Different sex development (DSD) is an umbrella term for the 40 or so atypical pathways an embryo can take towards becoming a baby boy or girl. DSD affects how a body can make or respond to sex hormones. This in turn can affect fertility or genital appearance...
Read the full article here.
Mumsnet - ‘Differences in sex development’ (DSD) – what does it mean?
Kate Davies, Senior Lecturer at London South Bank University and Trustee for the charity and patient support group dsdfamilies, explains what Differences in Sex Development means. Read the full article here.
Scottish Differences of Sex Development Network Family Day—Saturday 8th June 2019 Are you a young person or a parent of a young person with differences of sex development? Would you like to find out more from specialists in a friendly atmosphere, away from hospital? Would you like to meet and talk to other people who may have similar experiences? Date Saturday 8th June 2019 Time 10am—2pm Venue The Studio, Glasgow Register www.sdsd.scot.nhs.uk/sdsd-events
See further information here.
‘Listen to us’ is a unique report capturing the voices of nearly 200 children, young people and adults living with different sex development and their families.
Their message stands out for its simplicity: we need good and thoughtful healthcare; we need accessible and can-do information about different sex development and what that means for our newborns, for our children, for ourselves and our lives ahead; we need peers and social support; we need help to talk about this: words that can explain it and a society that hasn’t already made up its mind.
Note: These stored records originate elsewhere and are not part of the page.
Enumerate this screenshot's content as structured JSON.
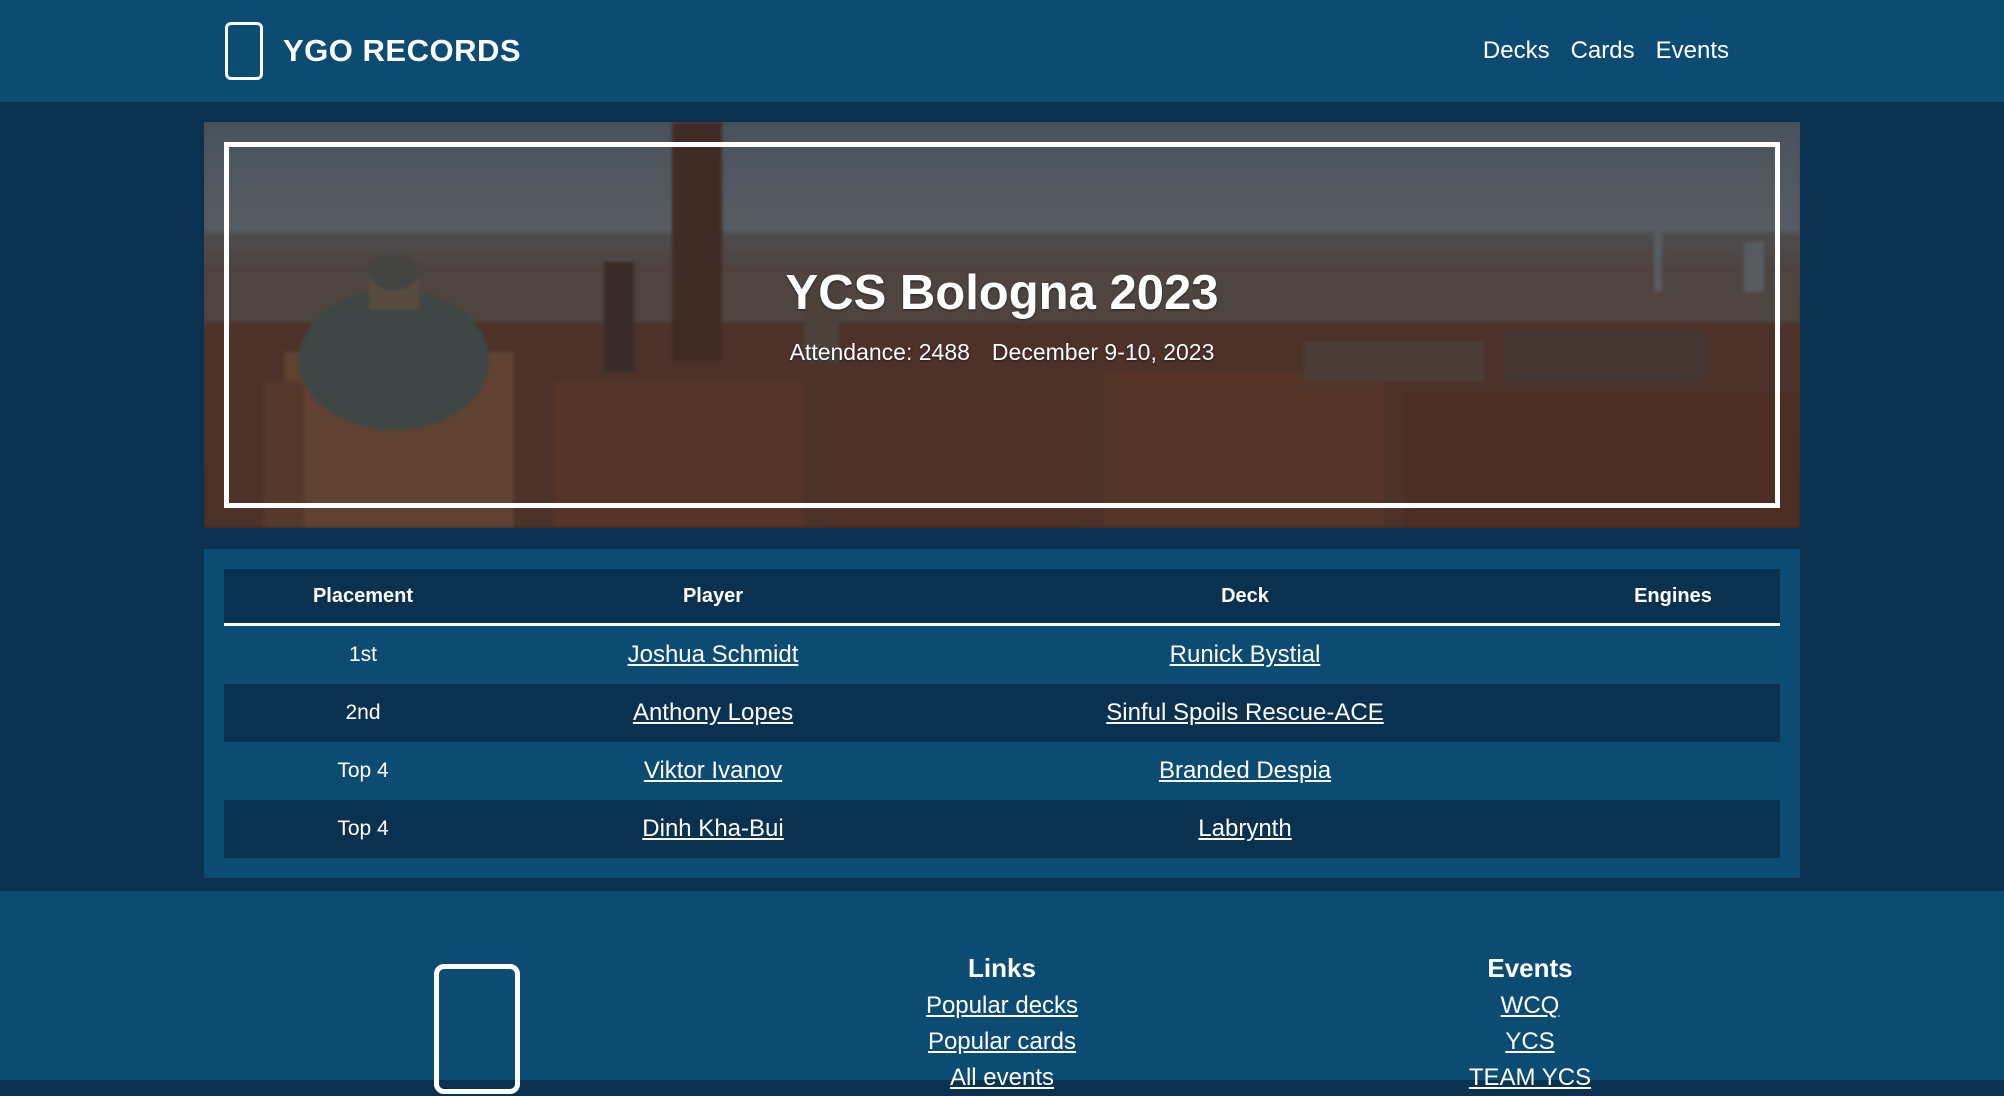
{
  "header": {
    "brand_title": "YGO RECORDS",
    "nav": [
      "Decks",
      "Cards",
      "Events"
    ]
  },
  "event": {
    "title": "YCS Bologna 2023",
    "attendance": "Attendance: 2488",
    "dates": "December 9-10, 2023"
  },
  "results": {
    "columns": [
      "Placement",
      "Player",
      "Deck",
      "Engines"
    ],
    "rows": [
      {
        "placement": "1st",
        "player": "Joshua Schmidt",
        "deck": "Runick Bystial",
        "engines": ""
      },
      {
        "placement": "2nd",
        "player": "Anthony Lopes",
        "deck": "Sinful Spoils Rescue-ACE",
        "engines": ""
      },
      {
        "placement": "Top 4",
        "player": "Viktor Ivanov",
        "deck": "Branded Despia",
        "engines": ""
      },
      {
        "placement": "Top 4",
        "player": "Dinh Kha-Bui",
        "deck": "Labrynth",
        "engines": ""
      }
    ]
  },
  "footer": {
    "links_heading": "Links",
    "links": [
      "Popular decks",
      "Popular cards",
      "All events"
    ],
    "events_heading": "Events",
    "events": [
      "WCQ",
      "YCS",
      "TEAM YCS"
    ]
  },
  "icons": {
    "logo": "crescent-moon-card-icon"
  },
  "colors": {
    "header_bg": "#0d4c72",
    "page_bg": "#0b3150",
    "row_alt_bg": "#0b3150",
    "text": "#ffffff"
  }
}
This report underpins the Action and Fundraising plan for dsdfamilies for 2019-2022. If you’re interested in becoming a part of the dsdfamilies Team let us know what skill(s) you can contribute, what difference you can make.
If you can fundraise for dsdfamilies, please contact Ivy via firstname.lastname@example.org
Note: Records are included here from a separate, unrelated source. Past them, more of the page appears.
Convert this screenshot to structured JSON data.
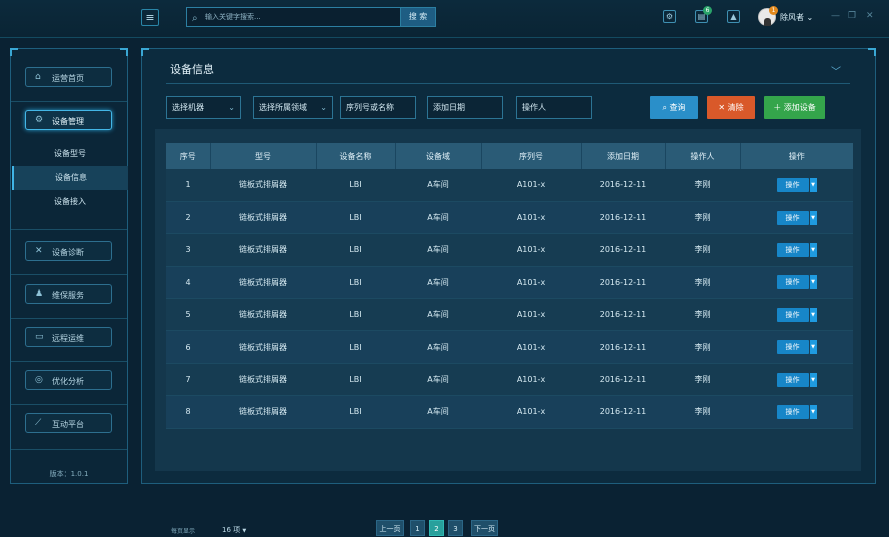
{
  "header": {
    "menu_icon": "hamburger-icon",
    "search_placeholder": "输入关键字搜索...",
    "search_button": "搜 索",
    "icons": [
      "settings-icon",
      "notice-icon",
      "alarm-icon"
    ],
    "notice_badge": "6",
    "user_badge": "1",
    "user_name": "除风者",
    "user_caret": "⌄"
  },
  "sidebar": {
    "items": [
      {
        "label": "运营首页",
        "icon": "home-icon"
      },
      {
        "label": "设备管理",
        "icon": "device-manage-icon"
      },
      {
        "label": "设备诊断",
        "icon": "tools-icon"
      },
      {
        "label": "维保服务",
        "icon": "service-icon"
      },
      {
        "label": "远程运维",
        "icon": "remote-icon"
      },
      {
        "label": "优化分析",
        "icon": "analysis-icon"
      },
      {
        "label": "互动平台",
        "icon": "trend-icon"
      }
    ],
    "sub_items": [
      "设备型号",
      "设备信息",
      "设备接入"
    ],
    "version": "版本：1.0.1"
  },
  "main": {
    "title": "设备信息",
    "filters": {
      "machine": "选择机器",
      "domain": "选择所属领域",
      "serial": "序列号或名称",
      "date": "添加日期",
      "operator": "操作人"
    },
    "buttons": {
      "query": "查询",
      "clear": "清除",
      "add": "添加设备"
    },
    "colors": {
      "query": "#2a8fc9",
      "clear": "#d9592a",
      "add": "#34a54b"
    },
    "table": {
      "headers": [
        "序号",
        "型号",
        "设备名称",
        "设备域",
        "序列号",
        "添加日期",
        "操作人",
        "操作"
      ],
      "op_label": "操作",
      "rows": [
        [
          "1",
          "链板式排屑器",
          "LBI",
          "A车间",
          "A101-x",
          "2016-12-11",
          "李刚"
        ],
        [
          "2",
          "链板式排屑器",
          "LBI",
          "A车间",
          "A101-x",
          "2016-12-11",
          "李刚"
        ],
        [
          "3",
          "链板式排屑器",
          "LBI",
          "A车间",
          "A101-x",
          "2016-12-11",
          "李刚"
        ],
        [
          "4",
          "链板式排屑器",
          "LBI",
          "A车间",
          "A101-x",
          "2016-12-11",
          "李刚"
        ],
        [
          "5",
          "链板式排屑器",
          "LBI",
          "A车间",
          "A101-x",
          "2016-12-11",
          "李刚"
        ],
        [
          "6",
          "链板式排屑器",
          "LBI",
          "A车间",
          "A101-x",
          "2016-12-11",
          "李刚"
        ],
        [
          "7",
          "链板式排屑器",
          "LBI",
          "A车间",
          "A101-x",
          "2016-12-11",
          "李刚"
        ],
        [
          "8",
          "链板式排屑器",
          "LBI",
          "A车间",
          "A101-x",
          "2016-12-11",
          "李刚"
        ]
      ]
    },
    "pagination": {
      "per_page_label": "每页显示",
      "per_page_value": "16 项",
      "prev": "上一页",
      "pages": [
        "1",
        "2",
        "3"
      ],
      "current": "2",
      "next": "下一页"
    }
  }
}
We get a lot of questions around how many people 'actually' have different sex development. That's because some people use a specific definition and others a 'non-medical' one. Have a have a listen to the More or Less programme (first 7 minutes) and make up your own mind.
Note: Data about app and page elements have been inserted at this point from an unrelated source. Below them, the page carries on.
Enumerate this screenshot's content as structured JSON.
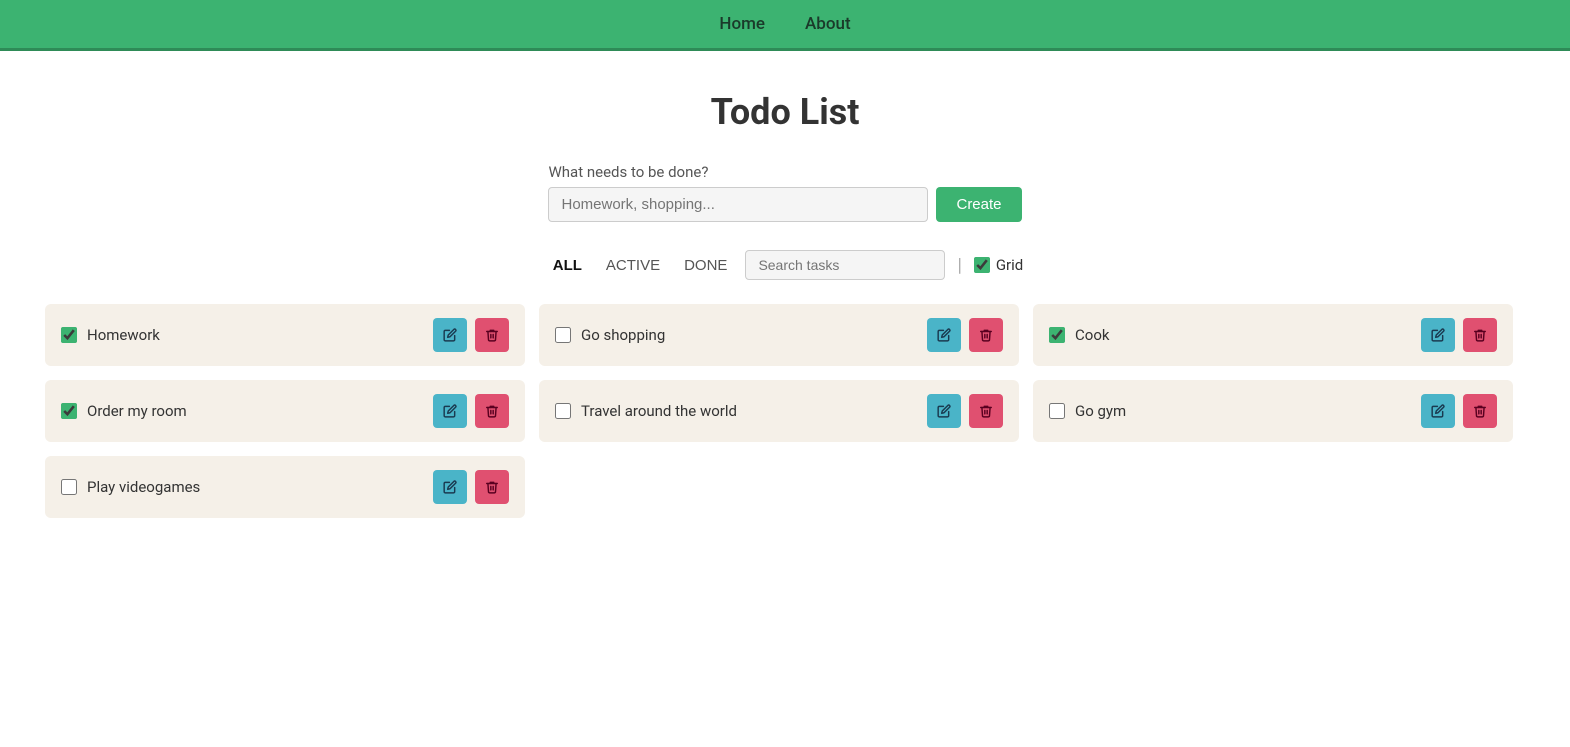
{
  "navbar": {
    "items": [
      {
        "id": "home",
        "label": "Home"
      },
      {
        "id": "about",
        "label": "About"
      }
    ]
  },
  "page": {
    "title": "Todo List"
  },
  "input": {
    "label": "What needs to be done?",
    "placeholder": "Homework, shopping...",
    "create_label": "Create"
  },
  "filters": {
    "all_label": "ALL",
    "active_label": "ACTIVE",
    "done_label": "DONE",
    "search_placeholder": "Search tasks",
    "grid_label": "Grid",
    "grid_checked": true
  },
  "tasks": [
    {
      "id": 1,
      "name": "Homework",
      "done": true,
      "col": 0
    },
    {
      "id": 2,
      "name": "Order my room",
      "done": true,
      "col": 0
    },
    {
      "id": 3,
      "name": "Play videogames",
      "done": false,
      "col": 0
    },
    {
      "id": 4,
      "name": "Go shopping",
      "done": false,
      "col": 1
    },
    {
      "id": 5,
      "name": "Travel around the world",
      "done": false,
      "col": 1
    },
    {
      "id": 6,
      "name": "Cook",
      "done": true,
      "col": 2
    },
    {
      "id": 7,
      "name": "Go gym",
      "done": false,
      "col": 2
    }
  ],
  "icons": {
    "edit": "✏️",
    "delete": "🗑"
  }
}
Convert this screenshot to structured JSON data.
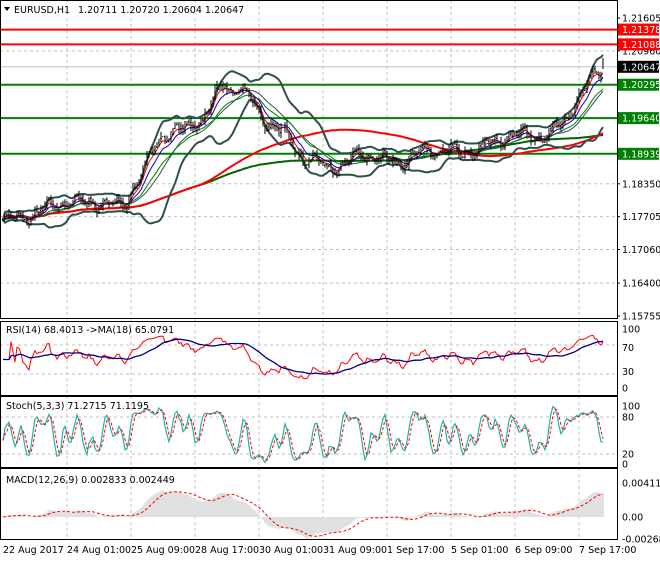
{
  "header": {
    "symbol": "EURUSD,H1",
    "ohlc": "1.20711 1.20720 1.20604 1.20647"
  },
  "colors": {
    "bg": "#ffffff",
    "support": "#008000",
    "resistance": "#ff0000",
    "current": "#000000",
    "bands": "#2f4f4f",
    "ma_slow_red": "#ff0000",
    "ma_slow_green": "#006400",
    "rsi": "#ff0000",
    "rsi_ma": "#000080",
    "stoch_main": "#20b2aa",
    "stoch_signal": "#ff0000",
    "macd_hist": "#c0c0c0",
    "macd_signal": "#ff0000"
  },
  "chart_data": [
    {
      "type": "candlestick",
      "title": "EURUSD,H1",
      "timeframe": "H1",
      "close_approx_every_10_bars": [
        1.1764,
        1.177,
        1.1784,
        1.18,
        1.1798,
        1.1797,
        1.1793,
        1.186,
        1.1935,
        1.1941,
        1.1965,
        1.203,
        1.202,
        1.1965,
        1.1935,
        1.189,
        1.187,
        1.1868,
        1.1895,
        1.188,
        1.188,
        1.19,
        1.1902,
        1.1897,
        1.1908,
        1.1925,
        1.1932,
        1.1925,
        1.1955,
        1.202,
        1.2065
      ],
      "last_bar": {
        "open": 1.20711,
        "high": 1.2072,
        "low": 1.20604,
        "close": 1.20647
      },
      "ylim": [
        1.15755,
        1.21605
      ],
      "y_ticks": [
        "1.21605",
        "1.20960",
        "1.18350",
        "1.17705",
        "1.17060",
        "1.16400",
        "1.15755"
      ],
      "levels": [
        {
          "label": "1.21378",
          "value": 1.21378,
          "kind": "resistance"
        },
        {
          "label": "1.21088",
          "value": 1.21088,
          "kind": "resistance"
        },
        {
          "label": "1.20295",
          "value": 1.20295,
          "kind": "support"
        },
        {
          "label": "1.19640",
          "value": 1.1964,
          "kind": "support"
        },
        {
          "label": "1.18939",
          "value": 1.18939,
          "kind": "support"
        }
      ],
      "current_price": {
        "label": "1.20647",
        "value": 1.20647
      },
      "overlays": [
        "Bollinger Bands",
        "Moving averages"
      ],
      "grid": true
    },
    {
      "type": "line",
      "title": "RSI(14) 68.4013  ->MA(18) 65.0791",
      "ylim": [
        0,
        100
      ],
      "y_ticks": [
        "100",
        "70",
        "30",
        "0"
      ],
      "last_values": {
        "rsi": 68.4013,
        "ma": 65.0791
      }
    },
    {
      "type": "line",
      "title": "Stoch(5,3,3) 71.2715 71.1195",
      "ylim": [
        0,
        100
      ],
      "y_ticks": [
        "100",
        "80",
        "20",
        "0"
      ],
      "last_values": {
        "main": 71.2715,
        "signal": 71.1195
      }
    },
    {
      "type": "bar",
      "title": "MACD(12,26,9) 0.002833 0.002449",
      "ylim": [
        -0.002684,
        0.004113
      ],
      "y_ticks": [
        "0.004113",
        "0.00",
        "-0.002684"
      ],
      "last_values": {
        "macd": 0.002833,
        "signal": 0.002449
      }
    }
  ],
  "time_axis": [
    "22 Aug 2017",
    "24 Aug 01:00",
    "25 Aug 09:00",
    "28 Aug 17:00",
    "30 Aug 01:00",
    "31 Aug 09:00",
    "1 Sep 17:00",
    "5 Sep 01:00",
    "6 Sep 09:00",
    "7 Sep 17:00"
  ]
}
And for more detail still, have a look at our Overview of different sex development.
Trustee Ellie Magritte and chair of dsdfamilies Julie Alderson spoke at a medical conference for paediatric endocrinologists in Stratford on 1 March. Julie spoke about supporting children with genital difference and findings from a study she coordinated, and Ellie introduced the 'Story of Sex Development', a visual and easy-to-understand way to explain (a)typical sex development. (see picture opposite from the event)
We are pleased to be sharing this statement from Caster Semenya, released February 14th 2019:
The Government Equalities Office have launched a call for evidence on the experiences of people who have variations in sex characteristics (VSC). The call for evidence is designed for VSC individuals, their parents, carers, and legal guardians, and professionals and service providers to share their views and experiences in a number of different areas including healthcare, education and support services. The call for evidence will run for 10 weeks between 17th January and 28th March and is open for anyone to respond. If you wish to share your views and respond to the call for evidence, please follow this link.
Different sex development happens in many different ways. We have brought various conditions together and briefly describe the biological pathways so that visitors to our website know that they are in the right place to get further information. Most importantly, we hope it will signal to children and young people that many other kids also have to learn about different sex development and that they are not alone. Visit the pages here.